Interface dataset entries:
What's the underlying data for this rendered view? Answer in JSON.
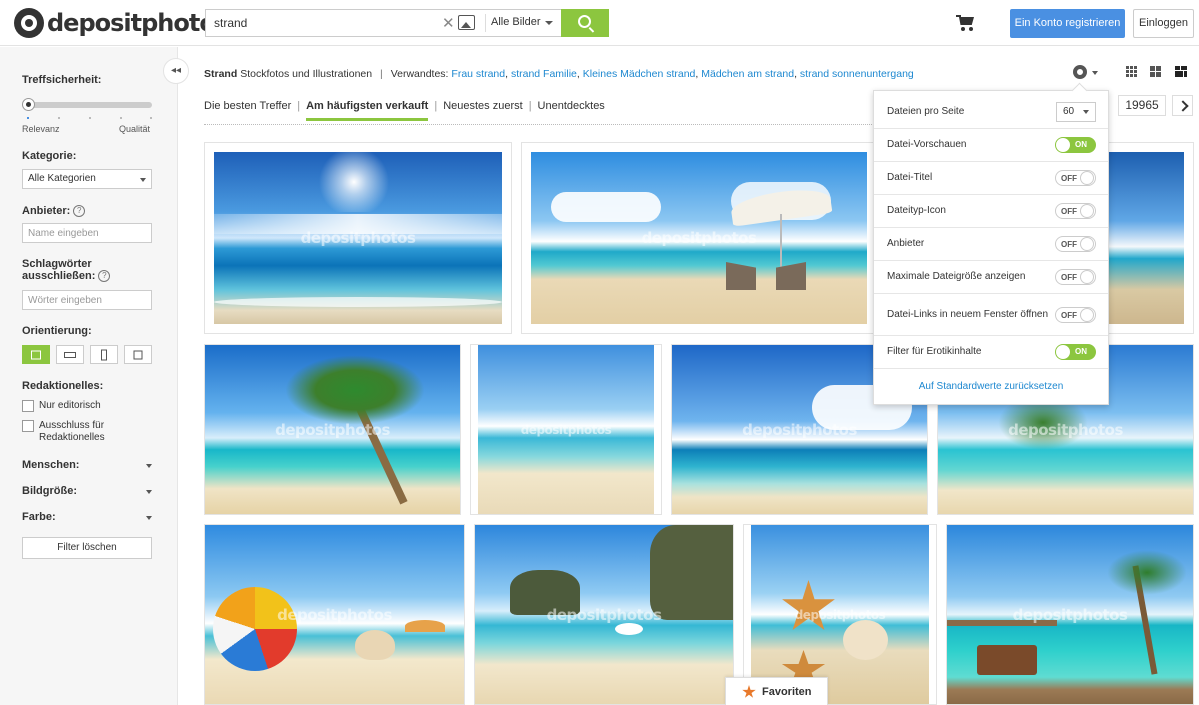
{
  "header": {
    "logo_text": "depositphotos",
    "search_value": "strand",
    "search_type": "Alle Bilder",
    "register_label": "Ein Konto registrieren",
    "login_label": "Einloggen"
  },
  "sidebar": {
    "accuracy_label": "Treffsicherheit:",
    "slider_left": "Relevanz",
    "slider_right": "Qualität",
    "category_label": "Kategorie:",
    "category_value": "Alle Kategorien",
    "provider_label": "Anbieter:",
    "provider_placeholder": "Name eingeben",
    "exclude_label_1": "Schlagwörter",
    "exclude_label_2": "ausschließen:",
    "exclude_placeholder": "Wörter eingeben",
    "orientation_label": "Orientierung:",
    "editorial_label": "Redaktionelles:",
    "editorial_only": "Nur editorisch",
    "editorial_exclude_1": "Ausschluss für",
    "editorial_exclude_2": "Redaktionelles",
    "people_label": "Menschen:",
    "size_label": "Bildgröße:",
    "color_label": "Farbe:",
    "clear_label": "Filter löschen"
  },
  "breadcrumb": {
    "keyword": "Strand",
    "suffix": "Stockfotos und Illustrationen",
    "related_label": "Verwandtes:",
    "related": [
      "Frau strand",
      "strand Familie",
      "Kleines Mädchen strand",
      "Mädchen am strand",
      "strand sonnenuntergang"
    ]
  },
  "sort_tabs": [
    "Die besten Treffer",
    "Am häufigsten verkauft",
    "Neuestes zuerst",
    "Unentdecktes"
  ],
  "active_sort": "Am häufigsten verkauft",
  "pagination": {
    "total": "19965"
  },
  "watermark": "depositphotos",
  "settings": {
    "rows": [
      {
        "label": "Dateien pro Seite",
        "kind": "select",
        "value": "60"
      },
      {
        "label": "Datei-Vorschauen",
        "kind": "toggle",
        "state": "ON"
      },
      {
        "label": "Datei-Titel",
        "kind": "toggle",
        "state": "OFF"
      },
      {
        "label": "Dateityp-Icon",
        "kind": "toggle",
        "state": "OFF"
      },
      {
        "label": "Anbieter",
        "kind": "toggle",
        "state": "OFF"
      },
      {
        "label": "Maximale Dateigröße anzeigen",
        "kind": "toggle",
        "state": "OFF"
      },
      {
        "label": "Datei-Links in neuem Fenster öffnen",
        "kind": "toggle",
        "state": "OFF"
      },
      {
        "label": "Filter für Erotikinhalte",
        "kind": "toggle",
        "state": "ON"
      }
    ],
    "reset_label": "Auf Standardwerte zurücksetzen"
  },
  "favorites_label": "Favoriten",
  "colors": {
    "accent_green": "#8cc63f",
    "link_blue": "#1e88d0",
    "register_blue": "#4a90e2",
    "star_orange": "#e8792b"
  }
}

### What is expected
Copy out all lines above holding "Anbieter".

### Reply to the exercise
    "provider_label": "Anbieter:",
        "label": "Anbieter",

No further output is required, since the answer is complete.